The Ethiopian Airlines pilot whose jet crashed killing 157 people had reported internal control problems, the firm said on Wednesday, as it prepared to send the black boxes to Europe from a disaster that has rocked the global aviation industry.
"A Boeing technical team will be travelling to the crash site to provide technical assistance under the direction of the Ethiopia Accident Investigation Bureau and US National Transportation Safety Board", a statement released on Sunday read.
Investigators from Ethiopia and other countries, including the United States, are looking into what caused the aircraft, a Boeing 737 MAX 8, to crash.

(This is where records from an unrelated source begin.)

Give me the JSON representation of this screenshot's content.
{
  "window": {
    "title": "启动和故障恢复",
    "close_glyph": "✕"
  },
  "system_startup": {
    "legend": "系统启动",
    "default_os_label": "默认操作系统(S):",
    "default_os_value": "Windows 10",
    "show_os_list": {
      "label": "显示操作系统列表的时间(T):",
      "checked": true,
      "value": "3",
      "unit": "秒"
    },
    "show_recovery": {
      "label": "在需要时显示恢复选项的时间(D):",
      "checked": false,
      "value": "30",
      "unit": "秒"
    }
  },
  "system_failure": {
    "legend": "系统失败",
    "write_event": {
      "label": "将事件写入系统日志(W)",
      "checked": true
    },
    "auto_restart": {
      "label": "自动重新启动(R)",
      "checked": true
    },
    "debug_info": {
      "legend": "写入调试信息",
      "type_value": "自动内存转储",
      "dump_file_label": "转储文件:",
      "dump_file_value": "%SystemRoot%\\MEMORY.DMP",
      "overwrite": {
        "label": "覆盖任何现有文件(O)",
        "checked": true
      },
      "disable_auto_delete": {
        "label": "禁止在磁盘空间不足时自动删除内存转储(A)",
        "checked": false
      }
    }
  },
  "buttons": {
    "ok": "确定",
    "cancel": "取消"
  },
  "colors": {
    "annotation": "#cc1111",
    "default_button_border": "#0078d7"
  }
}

Further, the Directorate General of Civil Aviation (DGCA) also announced that 737 MAX 8 aircraft will be grounded with immediate effect until appropriate modifications and safety measures are undertaken to ensure their safe operations. The same type of plane also crashed shortly after takeoff in October in Indonesia.
Boeing says it plans to update the software in coming weeks.
US and Ethiopian aviation safety officials discussed on Tuesday whether the flight data and cockpit voice recorders from Ethiopian Airlines flight 302, which crashed on Sunday on a flight to Nairobi, would go to Washington or London for download and analysis.
"He was having difficulties with the flight control of the airplane, so he asked to return back to base", he said.
He said he was put onto the next flight to Nairobi and only found out about the crash later on.
Many other countries are choosing to wait until a full investigation is complete before making a decision to suspend MAX 8 flights, however, a great portion of those countries claim they are ready to act immediately to remove these aircrafts if new information emerges indication there is a problem. And Nikki Haley, Trump's former United Nations ambassador, has been nominated to join Boeing's board.
With the FAA increasingly alone in backing Boeing's jetliner, those questions include speculation about whether Boeing executives may have tried to influence the Trump administration in an effort to tamp down safety concerns about the 737 Max 8 - the fastest-selling plane in Boeing's history, with more than 5,000 ordered. "The pilots were well briefed on the air ordinance filed", he said.
They all had one thing in common, he said, "a spirit to serve the people of the world and to make it a better place for us all".
But October's Lion Air crash in Indonesia sparked a debate on automation, particularly over a software system created to push the plane down to stop a stall during flight.